Low-flow microreactors. Our group has made significant contributions in the development of miniaturized emitters for low-flow electrospray ionization. Our focus has turned to coupling such devices with enzyme microreactors for extremely rapid proteolysis and proteomic analysis. Such microreactors are stable for a period of months. We couple these devices with high-resolution FT-ICR for unparalleled analysis of proteolytic peptides and higher-order structural analysis combined with hydrogen-deuterium exchange (HDX).

Selected Recent Publications:

  1. Rivera, J. G; Choi, Y. S.; Vujcic, S.; Wood, T. D.; Colón, L. A. “Enrichment/isolation of Phosphorylated Peptides on Hafnium Oxide Prior to Mass Spectrometric Analysis,” Analyst 2009, 134, 31-33.
  2. Shen, F.; Li, N.; Gade, P.; Kalvakolanu, D. V.; Weibley, T.; Doble, B.; Woodgett, J. R.; Wood, T. D.; Gaffen, S. L. “IL-17 Receptor Signaling Negatively Regulates C/EBPb by Sequential Phosphorylation of the Regulatory 2 Domain,” Signal., 2009, 2, ra8.
  3. Lupton, S. J.; McGarrigle, B. P.; Olson, J. R.; Wood, T. D.; Aga, D. S. “Human Liver Microsome-Mediated Metabolism of Brominated Diphenyl Ethers 47, 99, and 153 and
    Identification of their Major Metabolites,” Res. Toxicol. 2009, 22, 1802-1809.
  4. Choi, Y.; Pennington, C. L.; Wood, T. D. “Stable Isotope Labeling Method by Tyrosinase Action for Relative Peptide Quantitation Using ESI-LC Mass Spectrometry,” Biochem. 2010, 401, 15-22.
  5. Lupton, S. J.; McGarrigle, B. P.; Olson, J. R.; Wood, T. D.; Aga, D. S. “Analysis of Hydroxylated Polybrominated Diphenyl Ether Metabolites by Liquid Chromatography Atmospheric Pressure Chemical Ionization Tandem Mass Spectrometry (LC-APCI-MS/MS),” Rapid Commun.

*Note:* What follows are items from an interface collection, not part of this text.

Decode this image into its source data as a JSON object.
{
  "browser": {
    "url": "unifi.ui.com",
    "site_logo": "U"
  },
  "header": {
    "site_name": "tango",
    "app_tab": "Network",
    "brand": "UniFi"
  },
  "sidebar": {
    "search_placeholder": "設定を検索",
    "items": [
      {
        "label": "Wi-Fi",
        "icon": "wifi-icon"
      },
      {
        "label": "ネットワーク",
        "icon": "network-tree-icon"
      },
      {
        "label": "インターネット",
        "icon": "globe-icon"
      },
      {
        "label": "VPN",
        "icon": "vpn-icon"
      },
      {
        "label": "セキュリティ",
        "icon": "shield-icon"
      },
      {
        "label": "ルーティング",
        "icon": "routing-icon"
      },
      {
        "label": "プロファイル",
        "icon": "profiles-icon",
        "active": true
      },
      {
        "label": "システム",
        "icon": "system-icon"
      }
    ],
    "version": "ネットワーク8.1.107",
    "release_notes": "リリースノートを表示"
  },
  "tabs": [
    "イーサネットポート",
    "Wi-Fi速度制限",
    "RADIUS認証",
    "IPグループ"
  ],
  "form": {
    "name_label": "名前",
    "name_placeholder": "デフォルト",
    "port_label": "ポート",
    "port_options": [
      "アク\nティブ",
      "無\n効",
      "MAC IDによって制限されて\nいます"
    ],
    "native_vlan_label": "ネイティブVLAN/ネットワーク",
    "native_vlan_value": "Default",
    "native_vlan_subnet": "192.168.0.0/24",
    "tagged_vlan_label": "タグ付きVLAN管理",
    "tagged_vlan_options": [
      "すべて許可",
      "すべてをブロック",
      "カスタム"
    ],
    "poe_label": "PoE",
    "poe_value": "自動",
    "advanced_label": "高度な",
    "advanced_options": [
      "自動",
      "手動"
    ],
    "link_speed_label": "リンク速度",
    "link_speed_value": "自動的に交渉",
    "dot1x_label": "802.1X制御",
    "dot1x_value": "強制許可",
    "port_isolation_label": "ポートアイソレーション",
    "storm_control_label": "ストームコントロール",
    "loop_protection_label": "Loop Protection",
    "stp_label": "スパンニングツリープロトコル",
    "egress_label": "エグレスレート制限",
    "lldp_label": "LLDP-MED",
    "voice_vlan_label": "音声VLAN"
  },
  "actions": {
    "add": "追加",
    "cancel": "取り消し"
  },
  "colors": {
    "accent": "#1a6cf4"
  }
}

Mass Spectrom. 2010, 24, 2227-2235.
  6. Quinn, K. D.; Cruickshank, C. I.; Wood, T. D. “Ultra High Mass Resolution Paper Spray by Fourier Transform Ion Cyclotron Resonance Mass Spectrometry,” J. Anal. Chem. vol. 2012, Article ID 382021, 6 pages, 2012. doi:10.1155/2012/382021
  7. Quinn, K. D.; Nguyen, N. Q. T.; Wach, M. M.; Wood, T. D. “Tandem Mass Spectrometry of Bilin Tetrapyrroles by Electrospray Ionization and Collision Induced Dissociation,” Rapid Commun. Mass Spectrom. 2012, 26, 1767-1775.
  8. Long, Y.; Wood, T. D. “Activity of the Integrated On-line Trypsin Microreactor and Nanoelectrospray Emitter in Acetonitrile-Water Co-solvent Mixtures,” Microfluid Nanofluid 2013, 15, 57-64.
  9. Rudolph, H. L.; Friesen, W. L.; Wood, T. D. “The Hunt for Biomarkers of Autism Spectrum Disorders,” Metabol. Sys. Biol. 2013, 1, 11.
  10. Fine, Z.; Wood, T. D. “Formation of Mercury(II)-Glutathione Conjugates Examined Using High Mass Accuracy Mass Spectrometry,” Int. J. Mass Spectrom. Chromatogr. 2013, 1, 90-94.